◆ **EXERCISE**: Please find the lines in the following records that hold "active", and copy them.
━━━━━━━━━━━━━━━━━━━━━━━━━━━━━━
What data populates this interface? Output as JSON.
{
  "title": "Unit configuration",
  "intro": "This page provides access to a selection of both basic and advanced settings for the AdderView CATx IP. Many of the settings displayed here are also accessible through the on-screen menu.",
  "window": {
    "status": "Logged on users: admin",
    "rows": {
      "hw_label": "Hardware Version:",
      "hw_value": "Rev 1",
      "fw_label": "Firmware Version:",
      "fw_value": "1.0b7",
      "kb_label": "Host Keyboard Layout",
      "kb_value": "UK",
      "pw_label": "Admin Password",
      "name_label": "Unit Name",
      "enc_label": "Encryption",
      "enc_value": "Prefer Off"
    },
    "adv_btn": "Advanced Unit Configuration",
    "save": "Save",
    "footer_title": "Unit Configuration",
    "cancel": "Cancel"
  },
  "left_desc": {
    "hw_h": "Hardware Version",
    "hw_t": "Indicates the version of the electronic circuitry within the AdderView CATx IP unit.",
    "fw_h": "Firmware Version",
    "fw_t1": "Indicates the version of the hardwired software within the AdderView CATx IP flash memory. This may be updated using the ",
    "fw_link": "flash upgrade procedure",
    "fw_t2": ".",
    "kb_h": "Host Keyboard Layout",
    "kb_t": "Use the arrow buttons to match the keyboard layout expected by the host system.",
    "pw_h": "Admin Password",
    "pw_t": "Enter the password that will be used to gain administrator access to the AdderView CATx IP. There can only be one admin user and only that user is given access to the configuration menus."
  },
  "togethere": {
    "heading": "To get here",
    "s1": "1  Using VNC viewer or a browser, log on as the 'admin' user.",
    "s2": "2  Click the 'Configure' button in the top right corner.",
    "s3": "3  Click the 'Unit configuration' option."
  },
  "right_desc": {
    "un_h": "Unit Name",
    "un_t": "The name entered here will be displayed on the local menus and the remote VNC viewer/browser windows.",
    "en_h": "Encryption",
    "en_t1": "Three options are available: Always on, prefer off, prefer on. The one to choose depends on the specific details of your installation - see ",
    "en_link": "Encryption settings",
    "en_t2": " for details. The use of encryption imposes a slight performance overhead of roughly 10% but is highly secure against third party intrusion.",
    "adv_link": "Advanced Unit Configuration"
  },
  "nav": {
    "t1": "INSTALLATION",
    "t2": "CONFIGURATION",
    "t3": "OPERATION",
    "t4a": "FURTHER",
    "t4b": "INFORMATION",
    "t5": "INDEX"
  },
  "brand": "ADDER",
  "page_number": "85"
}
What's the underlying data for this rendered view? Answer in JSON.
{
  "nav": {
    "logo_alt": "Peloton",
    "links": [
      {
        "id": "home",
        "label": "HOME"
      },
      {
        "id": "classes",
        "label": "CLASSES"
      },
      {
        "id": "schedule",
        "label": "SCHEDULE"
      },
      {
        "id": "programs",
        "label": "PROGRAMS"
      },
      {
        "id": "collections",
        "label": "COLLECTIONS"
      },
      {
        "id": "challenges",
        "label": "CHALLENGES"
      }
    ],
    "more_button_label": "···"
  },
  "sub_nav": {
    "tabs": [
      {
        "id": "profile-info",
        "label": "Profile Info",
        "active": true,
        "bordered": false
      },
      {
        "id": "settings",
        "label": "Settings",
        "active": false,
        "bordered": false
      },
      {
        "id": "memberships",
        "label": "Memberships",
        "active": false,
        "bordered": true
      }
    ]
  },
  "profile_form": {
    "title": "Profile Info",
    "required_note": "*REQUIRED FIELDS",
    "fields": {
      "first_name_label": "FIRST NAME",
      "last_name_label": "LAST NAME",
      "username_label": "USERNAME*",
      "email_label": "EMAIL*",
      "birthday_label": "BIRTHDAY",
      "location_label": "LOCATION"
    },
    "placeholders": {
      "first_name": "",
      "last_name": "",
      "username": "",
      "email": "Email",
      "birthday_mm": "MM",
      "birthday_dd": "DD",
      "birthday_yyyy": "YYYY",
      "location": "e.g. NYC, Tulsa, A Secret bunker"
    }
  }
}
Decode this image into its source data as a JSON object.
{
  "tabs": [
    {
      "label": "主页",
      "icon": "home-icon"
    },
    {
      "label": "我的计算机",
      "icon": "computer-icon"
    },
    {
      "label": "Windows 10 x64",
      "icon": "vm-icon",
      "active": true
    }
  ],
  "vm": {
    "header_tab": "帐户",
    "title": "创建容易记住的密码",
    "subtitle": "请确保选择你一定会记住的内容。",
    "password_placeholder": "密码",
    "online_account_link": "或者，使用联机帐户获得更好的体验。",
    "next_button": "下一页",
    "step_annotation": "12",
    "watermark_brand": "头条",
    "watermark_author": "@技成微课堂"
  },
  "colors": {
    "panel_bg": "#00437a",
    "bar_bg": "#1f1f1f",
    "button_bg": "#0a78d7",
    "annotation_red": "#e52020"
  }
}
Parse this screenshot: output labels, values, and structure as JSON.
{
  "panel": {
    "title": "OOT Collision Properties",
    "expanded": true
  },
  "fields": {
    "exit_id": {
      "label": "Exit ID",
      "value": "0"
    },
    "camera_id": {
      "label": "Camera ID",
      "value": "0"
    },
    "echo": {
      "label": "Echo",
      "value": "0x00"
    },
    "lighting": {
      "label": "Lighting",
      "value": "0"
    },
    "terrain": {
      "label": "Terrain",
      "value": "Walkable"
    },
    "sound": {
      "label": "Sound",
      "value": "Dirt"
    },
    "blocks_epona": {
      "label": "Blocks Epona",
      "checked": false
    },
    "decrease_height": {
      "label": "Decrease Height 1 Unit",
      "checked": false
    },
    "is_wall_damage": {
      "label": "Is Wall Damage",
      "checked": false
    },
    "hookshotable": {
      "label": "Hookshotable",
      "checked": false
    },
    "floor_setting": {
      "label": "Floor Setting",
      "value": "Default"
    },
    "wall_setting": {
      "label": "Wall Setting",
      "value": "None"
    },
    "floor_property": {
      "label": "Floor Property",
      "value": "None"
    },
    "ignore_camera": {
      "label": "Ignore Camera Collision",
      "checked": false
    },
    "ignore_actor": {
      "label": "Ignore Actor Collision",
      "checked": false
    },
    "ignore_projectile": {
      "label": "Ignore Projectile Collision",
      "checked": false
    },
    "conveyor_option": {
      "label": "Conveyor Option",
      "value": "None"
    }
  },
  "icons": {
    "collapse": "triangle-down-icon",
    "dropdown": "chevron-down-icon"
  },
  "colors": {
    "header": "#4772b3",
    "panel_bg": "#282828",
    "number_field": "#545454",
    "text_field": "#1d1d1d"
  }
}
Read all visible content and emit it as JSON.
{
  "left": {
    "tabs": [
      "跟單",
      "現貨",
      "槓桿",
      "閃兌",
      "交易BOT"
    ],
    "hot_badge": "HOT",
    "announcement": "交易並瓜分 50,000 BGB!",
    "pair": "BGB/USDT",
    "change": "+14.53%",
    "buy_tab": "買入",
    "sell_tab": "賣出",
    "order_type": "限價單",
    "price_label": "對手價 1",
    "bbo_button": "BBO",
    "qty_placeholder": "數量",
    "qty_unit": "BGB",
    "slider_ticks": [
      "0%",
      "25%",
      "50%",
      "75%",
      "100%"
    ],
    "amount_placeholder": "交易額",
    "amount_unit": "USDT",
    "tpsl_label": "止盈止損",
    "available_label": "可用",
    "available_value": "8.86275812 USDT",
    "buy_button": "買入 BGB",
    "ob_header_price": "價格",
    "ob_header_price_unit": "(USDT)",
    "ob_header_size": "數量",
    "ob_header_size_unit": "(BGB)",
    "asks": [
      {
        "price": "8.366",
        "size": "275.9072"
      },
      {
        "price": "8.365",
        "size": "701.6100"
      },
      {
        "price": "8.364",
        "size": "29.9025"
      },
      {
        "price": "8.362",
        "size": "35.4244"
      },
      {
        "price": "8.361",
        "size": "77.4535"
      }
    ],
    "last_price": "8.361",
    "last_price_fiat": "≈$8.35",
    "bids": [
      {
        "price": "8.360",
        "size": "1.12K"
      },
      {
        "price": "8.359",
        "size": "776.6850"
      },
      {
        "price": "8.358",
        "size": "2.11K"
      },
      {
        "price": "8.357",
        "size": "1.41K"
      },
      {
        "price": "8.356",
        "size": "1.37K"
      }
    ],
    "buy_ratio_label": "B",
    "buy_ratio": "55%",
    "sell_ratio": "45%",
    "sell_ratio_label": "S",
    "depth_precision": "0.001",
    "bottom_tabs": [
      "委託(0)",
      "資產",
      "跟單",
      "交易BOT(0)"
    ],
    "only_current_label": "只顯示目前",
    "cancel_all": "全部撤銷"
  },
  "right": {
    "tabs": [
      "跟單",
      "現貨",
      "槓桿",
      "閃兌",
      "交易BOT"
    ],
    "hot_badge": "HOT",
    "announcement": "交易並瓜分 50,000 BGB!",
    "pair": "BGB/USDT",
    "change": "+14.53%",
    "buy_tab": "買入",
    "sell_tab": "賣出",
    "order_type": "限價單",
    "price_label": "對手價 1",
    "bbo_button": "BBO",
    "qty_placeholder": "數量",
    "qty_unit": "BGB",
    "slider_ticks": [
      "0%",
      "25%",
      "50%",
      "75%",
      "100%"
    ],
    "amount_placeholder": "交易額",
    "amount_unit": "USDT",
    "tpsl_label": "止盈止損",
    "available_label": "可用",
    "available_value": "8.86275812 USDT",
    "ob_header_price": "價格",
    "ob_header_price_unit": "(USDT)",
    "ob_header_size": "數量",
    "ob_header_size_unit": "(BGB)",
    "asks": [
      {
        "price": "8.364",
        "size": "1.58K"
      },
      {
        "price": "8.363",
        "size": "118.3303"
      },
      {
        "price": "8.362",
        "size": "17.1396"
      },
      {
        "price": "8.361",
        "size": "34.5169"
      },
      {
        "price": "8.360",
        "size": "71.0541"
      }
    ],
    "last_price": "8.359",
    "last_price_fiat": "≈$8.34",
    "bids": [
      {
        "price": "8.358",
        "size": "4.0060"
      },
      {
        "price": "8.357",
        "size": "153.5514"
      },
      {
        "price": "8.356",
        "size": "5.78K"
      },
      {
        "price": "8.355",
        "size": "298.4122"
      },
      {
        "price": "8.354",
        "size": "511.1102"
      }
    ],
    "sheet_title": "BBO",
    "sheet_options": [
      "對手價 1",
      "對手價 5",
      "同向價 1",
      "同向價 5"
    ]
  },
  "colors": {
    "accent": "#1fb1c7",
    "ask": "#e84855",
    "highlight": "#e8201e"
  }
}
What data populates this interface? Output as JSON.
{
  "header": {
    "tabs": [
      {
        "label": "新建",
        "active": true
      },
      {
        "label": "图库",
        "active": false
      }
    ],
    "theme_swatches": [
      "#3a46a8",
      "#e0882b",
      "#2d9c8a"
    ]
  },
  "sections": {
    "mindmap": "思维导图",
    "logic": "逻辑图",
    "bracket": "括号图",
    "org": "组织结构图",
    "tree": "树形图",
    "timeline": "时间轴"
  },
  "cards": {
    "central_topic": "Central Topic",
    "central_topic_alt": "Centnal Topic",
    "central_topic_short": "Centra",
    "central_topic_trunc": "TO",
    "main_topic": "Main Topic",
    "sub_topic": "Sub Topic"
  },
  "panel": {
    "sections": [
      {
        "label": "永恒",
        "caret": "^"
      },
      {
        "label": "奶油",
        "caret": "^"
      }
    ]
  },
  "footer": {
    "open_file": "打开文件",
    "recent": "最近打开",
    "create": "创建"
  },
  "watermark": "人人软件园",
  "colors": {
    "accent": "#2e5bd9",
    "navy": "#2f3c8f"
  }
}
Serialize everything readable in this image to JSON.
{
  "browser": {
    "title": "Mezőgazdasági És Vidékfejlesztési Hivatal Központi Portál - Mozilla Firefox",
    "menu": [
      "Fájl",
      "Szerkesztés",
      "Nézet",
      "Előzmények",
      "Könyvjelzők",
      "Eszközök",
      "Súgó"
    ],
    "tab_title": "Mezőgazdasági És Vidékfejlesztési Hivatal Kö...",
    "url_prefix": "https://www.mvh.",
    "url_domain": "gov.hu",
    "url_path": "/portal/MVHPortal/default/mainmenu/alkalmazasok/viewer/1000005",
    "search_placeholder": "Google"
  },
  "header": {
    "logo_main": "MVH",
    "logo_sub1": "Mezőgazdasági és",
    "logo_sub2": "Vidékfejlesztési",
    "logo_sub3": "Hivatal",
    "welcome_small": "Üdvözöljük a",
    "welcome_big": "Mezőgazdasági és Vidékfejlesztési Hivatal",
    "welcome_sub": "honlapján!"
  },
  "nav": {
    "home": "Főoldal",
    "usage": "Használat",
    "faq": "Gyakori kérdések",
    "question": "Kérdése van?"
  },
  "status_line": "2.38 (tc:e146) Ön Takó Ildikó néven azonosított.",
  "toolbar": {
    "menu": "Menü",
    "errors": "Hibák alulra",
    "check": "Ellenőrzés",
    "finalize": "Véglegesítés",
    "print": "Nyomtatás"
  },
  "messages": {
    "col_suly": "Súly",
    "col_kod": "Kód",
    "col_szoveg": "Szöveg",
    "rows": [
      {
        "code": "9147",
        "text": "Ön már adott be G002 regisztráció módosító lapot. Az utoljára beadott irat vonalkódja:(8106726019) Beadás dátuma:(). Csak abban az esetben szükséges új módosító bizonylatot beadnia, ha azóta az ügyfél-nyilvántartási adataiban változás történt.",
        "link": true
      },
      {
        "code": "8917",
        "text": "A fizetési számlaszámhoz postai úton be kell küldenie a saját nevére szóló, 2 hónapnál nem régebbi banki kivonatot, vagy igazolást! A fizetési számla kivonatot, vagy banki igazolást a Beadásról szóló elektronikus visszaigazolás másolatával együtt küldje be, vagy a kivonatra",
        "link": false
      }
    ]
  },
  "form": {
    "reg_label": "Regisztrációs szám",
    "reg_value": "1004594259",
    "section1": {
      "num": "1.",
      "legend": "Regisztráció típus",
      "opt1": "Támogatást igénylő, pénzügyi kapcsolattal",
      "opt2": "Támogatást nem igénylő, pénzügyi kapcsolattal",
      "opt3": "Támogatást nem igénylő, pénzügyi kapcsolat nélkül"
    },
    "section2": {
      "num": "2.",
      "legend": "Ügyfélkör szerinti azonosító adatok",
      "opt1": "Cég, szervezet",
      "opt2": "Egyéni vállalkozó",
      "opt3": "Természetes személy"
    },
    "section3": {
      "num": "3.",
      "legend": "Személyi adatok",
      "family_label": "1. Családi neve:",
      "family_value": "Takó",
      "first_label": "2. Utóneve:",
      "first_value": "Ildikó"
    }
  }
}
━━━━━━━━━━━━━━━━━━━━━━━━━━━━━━
◆ **EXERCISE RESULT**:
        "active": true,
        "active": false,
        "active": false,
      "active": true
        "active": true
        "active": false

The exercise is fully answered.